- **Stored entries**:
--- START ---

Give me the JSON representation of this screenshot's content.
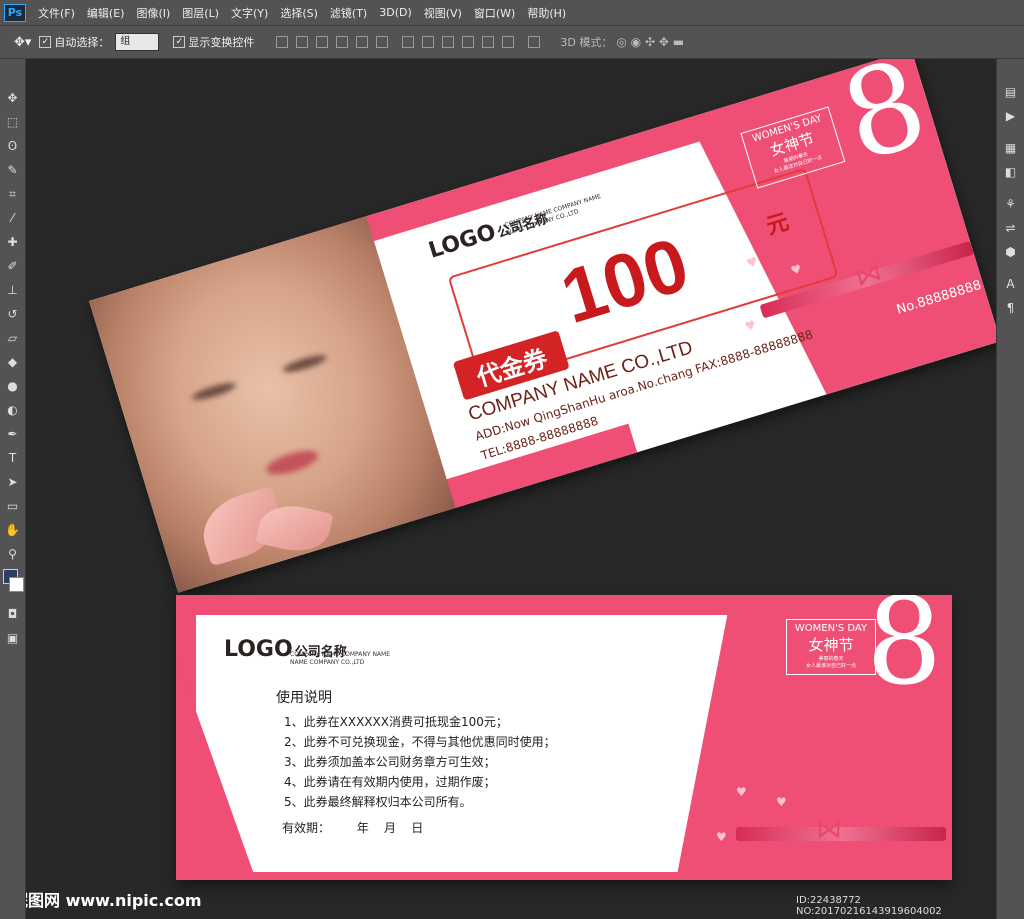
{
  "app": {
    "logo": "Ps"
  },
  "menu": [
    "文件(F)",
    "编辑(E)",
    "图像(I)",
    "图层(L)",
    "文字(Y)",
    "选择(S)",
    "滤镜(T)",
    "3D(D)",
    "视图(V)",
    "窗口(W)",
    "帮助(H)"
  ],
  "options": {
    "auto_select_label": "自动选择：",
    "auto_select_value": "组",
    "show_transform_label": "显示变换控件",
    "mode3d_label": "3D 模式："
  },
  "card1": {
    "logo": "LOGO",
    "company_cn": "公司名称",
    "company_small1": "COMPANY NAME COMPANY NAME",
    "company_small2": "NAME COMPANY CO.,LTD",
    "voucher_label": "代金券",
    "amount": "100",
    "yuan": "元",
    "company_name": "COMPANY NAME CO.,LTD",
    "address": "ADD:Now QingShanHu aroa.No.chang",
    "fax": "FAX:8888-88888888",
    "tel": "TEL:8888-88888888",
    "number": "No.88888888",
    "womens_day": "WOMEN'S DAY",
    "festival": "女神节",
    "tagline1": "美丽的春天",
    "tagline2": "女人最该对自己好一点",
    "eight": "8"
  },
  "card2": {
    "logo": "LOGO",
    "company_cn": "公司名称",
    "company_small1": "COMPANY NAME COMPANY NAME",
    "company_small2": "NAME COMPANY CO.,LTD",
    "usage_title": "使用说明",
    "rules": [
      "1、此券在XXXXXX消费可抵现金100元；",
      "2、此券不可兑换现金，不得与其他优惠同时使用；",
      "3、此券须加盖本公司财务章方可生效；",
      "4、此券请在有效期内使用，过期作废；",
      "5、此券最终解释权归本公司所有。"
    ],
    "validity": "有效期：       年    月    日",
    "womens_day": "WOMEN'S DAY",
    "festival": "女神节",
    "tagline1": "美丽的春天",
    "tagline2": "女人最该对自己好一点",
    "eight": "8"
  },
  "footer": {
    "watermark": "昵图网 www.nipic.com",
    "id": "ID:22438772 NO:20170216143919604002"
  },
  "colors": {
    "pink": "#ef4f75",
    "red": "#d32324",
    "ps_bg": "#282828",
    "panel": "#535353"
  }
}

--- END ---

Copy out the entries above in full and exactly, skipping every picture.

- **SOLUTION**:
Give me the JSON representation of this screenshot's content.
{
  "app": {
    "logo": "Ps"
  },
  "menu": [
    "文件(F)",
    "编辑(E)",
    "图像(I)",
    "图层(L)",
    "文字(Y)",
    "选择(S)",
    "滤镜(T)",
    "3D(D)",
    "视图(V)",
    "窗口(W)",
    "帮助(H)"
  ],
  "options": {
    "auto_select_label": "自动选择：",
    "auto_select_value": "组",
    "show_transform_label": "显示变换控件",
    "mode3d_label": "3D 模式："
  },
  "card1": {
    "logo": "LOGO",
    "company_cn": "公司名称",
    "company_small1": "COMPANY NAME COMPANY NAME",
    "company_small2": "NAME COMPANY CO.,LTD",
    "voucher_label": "代金券",
    "amount": "100",
    "yuan": "元",
    "company_name": "COMPANY NAME CO.,LTD",
    "address": "ADD:Now QingShanHu aroa.No.chang",
    "fax": "FAX:8888-88888888",
    "tel": "TEL:8888-88888888",
    "number": "No.88888888",
    "womens_day": "WOMEN'S DAY",
    "festival": "女神节",
    "tagline1": "美丽的春天",
    "tagline2": "女人最该对自己好一点",
    "eight": "8"
  },
  "card2": {
    "logo": "LOGO",
    "company_cn": "公司名称",
    "company_small1": "COMPANY NAME COMPANY NAME",
    "company_small2": "NAME COMPANY CO.,LTD",
    "usage_title": "使用说明",
    "rules": [
      "1、此券在XXXXXX消费可抵现金100元；",
      "2、此券不可兑换现金，不得与其他优惠同时使用；",
      "3、此券须加盖本公司财务章方可生效；",
      "4、此券请在有效期内使用，过期作废；",
      "5、此券最终解释权归本公司所有。"
    ],
    "validity": "有效期：       年    月    日",
    "womens_day": "WOMEN'S DAY",
    "festival": "女神节",
    "tagline1": "美丽的春天",
    "tagline2": "女人最该对自己好一点",
    "eight": "8"
  },
  "footer": {
    "watermark": "昵图网 www.nipic.com",
    "id": "ID:22438772 NO:20170216143919604002"
  },
  "colors": {
    "pink": "#ef4f75",
    "red": "#d32324",
    "ps_bg": "#282828",
    "panel": "#535353"
  }
}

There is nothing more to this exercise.